After several afternoons of training in the church (which essentially consisted of being told by the older altar boys conducting the training to sit down and shut up), I was ready to serve Mass without making too big of a fool out of myself. I was assigned to the 7:45 AM Mass on Monday, Tuesday, and Wednesday my first week. That Wednesday after school, we had a meeting of the altar boys, at which we were told that we would have to learn all the responses in English, because Vatican II had changed the rules. I told Mom and Dad this, and they just laughed. I, on the other hand, was thinking of becoming a Presbyterian again.
In my four plus years of serving, I never once dropped a paten (the thing we in the Old Church would hold under a communicant’s chin to prevent the Body of Christ from dropping off the communicant’s tongue, falling on the marble floor, and being smashed underfoot), closed the book on the priest, tripped over my cassock and fell on my face while carrying the cross, or set fire to my surplice while lighting the candles. I was reverent, I knew when to respond and how, and was in general diligent in my duties.
That’s not to say that I was always fully aware of my surroundings. Most people who know me realize that I have a hard time sitting still. If Father happened to get started on a particularly long topic, within several minutes I would be examining the life of St. Ignatius, which was painted in great detail on the ceiling of the church. Or I would begin to fidget with my surplice, rolling it up and down.
One Sunday (and fortunately, there was only ever one), my father was assigned to the same Mass that I was. Needless to say, he was appalled at my behavior, and upon arriving home I was ordered to my room to examine my conscience. About a half an hour later, after he had cooled off, he came in and asked me one question: “John, why did you become an altar boy?”

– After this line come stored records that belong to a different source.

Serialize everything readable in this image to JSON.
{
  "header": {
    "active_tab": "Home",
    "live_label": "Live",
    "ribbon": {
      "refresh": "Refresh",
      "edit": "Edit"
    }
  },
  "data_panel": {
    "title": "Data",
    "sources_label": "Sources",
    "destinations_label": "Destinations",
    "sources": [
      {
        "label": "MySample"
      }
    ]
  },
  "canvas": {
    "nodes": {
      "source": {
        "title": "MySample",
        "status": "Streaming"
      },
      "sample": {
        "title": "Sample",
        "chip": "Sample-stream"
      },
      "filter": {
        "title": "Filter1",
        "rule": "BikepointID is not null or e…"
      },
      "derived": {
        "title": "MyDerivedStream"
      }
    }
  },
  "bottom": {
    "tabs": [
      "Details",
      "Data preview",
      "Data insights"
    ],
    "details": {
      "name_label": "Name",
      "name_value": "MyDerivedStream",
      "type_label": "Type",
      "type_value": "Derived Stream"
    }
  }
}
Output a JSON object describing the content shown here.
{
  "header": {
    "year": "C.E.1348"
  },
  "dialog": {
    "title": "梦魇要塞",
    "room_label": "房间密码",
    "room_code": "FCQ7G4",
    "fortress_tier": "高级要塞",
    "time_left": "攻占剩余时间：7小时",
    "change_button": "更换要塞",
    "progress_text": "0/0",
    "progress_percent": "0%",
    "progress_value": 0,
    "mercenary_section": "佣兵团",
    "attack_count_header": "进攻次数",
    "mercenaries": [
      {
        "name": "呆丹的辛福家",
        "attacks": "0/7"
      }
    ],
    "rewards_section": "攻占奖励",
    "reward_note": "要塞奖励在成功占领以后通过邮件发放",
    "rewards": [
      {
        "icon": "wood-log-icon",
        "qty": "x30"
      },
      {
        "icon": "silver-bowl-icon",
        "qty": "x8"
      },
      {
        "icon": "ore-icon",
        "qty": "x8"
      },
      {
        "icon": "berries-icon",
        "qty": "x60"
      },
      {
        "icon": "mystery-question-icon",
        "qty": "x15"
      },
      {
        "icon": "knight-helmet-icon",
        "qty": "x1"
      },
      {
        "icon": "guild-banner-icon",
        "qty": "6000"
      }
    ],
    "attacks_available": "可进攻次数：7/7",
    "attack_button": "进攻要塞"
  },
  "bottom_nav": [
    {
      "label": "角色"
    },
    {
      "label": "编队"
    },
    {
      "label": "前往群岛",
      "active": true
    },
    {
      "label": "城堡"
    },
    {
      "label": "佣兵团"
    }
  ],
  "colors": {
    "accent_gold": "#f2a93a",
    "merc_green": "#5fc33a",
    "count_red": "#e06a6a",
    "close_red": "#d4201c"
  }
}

I looked at him and responded, “because the opportunity presented itself.”
End of discussion. He was laughing too hard to stay mad.